-- LISTED ENTRIES follows --

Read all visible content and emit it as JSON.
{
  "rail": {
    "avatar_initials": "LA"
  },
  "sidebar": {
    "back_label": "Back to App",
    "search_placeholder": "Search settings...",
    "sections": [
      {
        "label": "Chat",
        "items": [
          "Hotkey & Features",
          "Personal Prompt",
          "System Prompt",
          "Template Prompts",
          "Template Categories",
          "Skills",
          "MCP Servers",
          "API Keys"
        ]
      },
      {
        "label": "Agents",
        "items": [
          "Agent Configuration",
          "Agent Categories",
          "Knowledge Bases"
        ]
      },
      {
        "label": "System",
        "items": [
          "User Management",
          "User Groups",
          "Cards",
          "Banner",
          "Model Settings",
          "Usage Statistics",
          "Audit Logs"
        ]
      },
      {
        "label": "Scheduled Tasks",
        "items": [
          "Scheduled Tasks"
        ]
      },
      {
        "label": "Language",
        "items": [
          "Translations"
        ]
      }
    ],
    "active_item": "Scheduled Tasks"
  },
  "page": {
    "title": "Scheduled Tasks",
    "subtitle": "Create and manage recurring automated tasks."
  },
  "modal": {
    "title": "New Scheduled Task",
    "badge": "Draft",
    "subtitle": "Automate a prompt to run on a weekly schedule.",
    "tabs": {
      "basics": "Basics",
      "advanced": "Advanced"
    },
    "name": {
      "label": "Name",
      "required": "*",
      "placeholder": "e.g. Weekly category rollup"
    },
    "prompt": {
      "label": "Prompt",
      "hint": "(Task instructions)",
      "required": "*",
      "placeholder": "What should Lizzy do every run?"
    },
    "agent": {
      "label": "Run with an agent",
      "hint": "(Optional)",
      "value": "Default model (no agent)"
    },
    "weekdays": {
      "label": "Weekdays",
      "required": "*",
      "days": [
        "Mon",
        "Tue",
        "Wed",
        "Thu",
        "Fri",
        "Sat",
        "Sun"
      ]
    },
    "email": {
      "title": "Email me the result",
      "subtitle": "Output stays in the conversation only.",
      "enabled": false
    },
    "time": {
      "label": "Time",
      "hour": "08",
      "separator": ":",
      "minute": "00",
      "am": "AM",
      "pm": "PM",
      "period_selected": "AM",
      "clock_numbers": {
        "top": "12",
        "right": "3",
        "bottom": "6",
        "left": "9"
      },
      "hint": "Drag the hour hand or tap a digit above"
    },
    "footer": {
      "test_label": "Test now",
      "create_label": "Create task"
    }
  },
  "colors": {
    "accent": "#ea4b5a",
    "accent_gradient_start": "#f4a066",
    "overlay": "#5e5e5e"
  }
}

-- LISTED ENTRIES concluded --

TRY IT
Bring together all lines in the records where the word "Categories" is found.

SOLUTION BELOW
          "Template Categories",
          "Agent Categories",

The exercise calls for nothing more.